Beware Children At Play
In 2012, director Scott Derrickson crafted a great brooding atmospheric horror with Sinister. Now two years later after the success of the first film, an inevitable sequel has made it’s way to the silver screen. Derrickson has moved on to bigger things with the upcoming Doctor Strange and in his place steps Ciarán Foy. Despite a change in director, Derrickson and partner C. Robert Cargill return to write the feature after collaborating on the first. So is the return of Baghuul as effective as his first stint with his 8mm snuff films? Well…
One thing is for certain Baghuul remains a mysterious and intriguing horror character who certainly has a presence on screen. One of the reasons for that is the seldom visual use of his character throughout both films. It’s an effective ploy which doesn’t make you bored of seeing the bogeyman. Unfortunately when we do come across him it is primarily in the same form as we see him in the first film, now this is to be expected however when it comes to delivering the scares they also occur in the exact same way, making his appearances in scenes predictable and not scary.

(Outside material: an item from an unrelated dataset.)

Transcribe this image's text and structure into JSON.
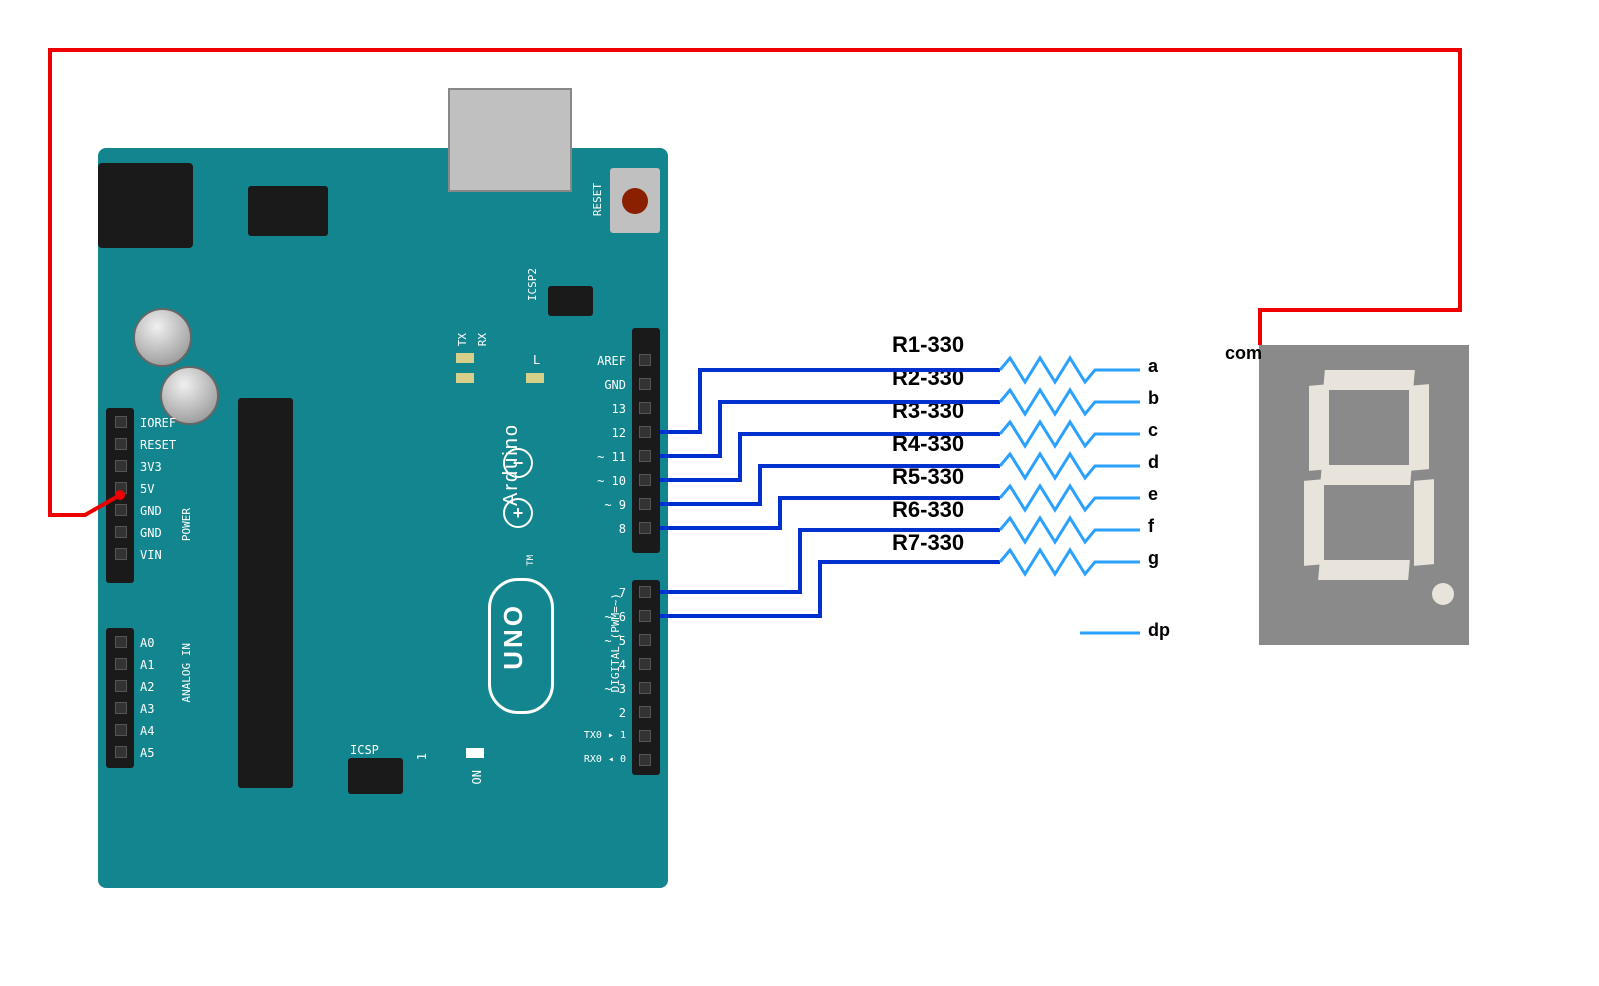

One thing I did not like about this second outing was the over reliance on the 8mm snuff films shot by the children who go on to kill their families. In the first film they were incredibly effective and unsettling, but here they just feel exploitative. Reason being they last a lot longer than those in the first film and at times a bit too creative. There are also no attempts to build atmosphere in the films, in the first you are investigating the footage alongside Ethan Hawke’s character as he tries to decipher what is going, looking out for Baghuul & symbols. But in the second film, they are there solely to shock and show murder.
There are sequences during the second film that show promise and exhibit inventive qualities, the torch scene with James Ransome being one of them. However these good scenes are already on show in the trailers, taking away any sort of surprise element and decreasing the effectiveness when watching the film in its entirety. Derrickson & Cargill have also tried to keep the story unique and different to the first, by showing the events of Baghuul’s abduction of children from the view of one of the children. The results are indifferent, we get a story that isn’t a repeat of the first but we are also exposed to the supernatural world a lot more, which unsurprisingly lowers fear.
Come the end of the film, despite the writers best efforts and the similar vibe to the first film with its imagery, musical score and characters, Sinister 2 lacks the atmosphere of it’s predecessor and comes across more of a stick horror film than it should. Fans of the original have plenty to like here, but don’t expect something of the same calibre as the first.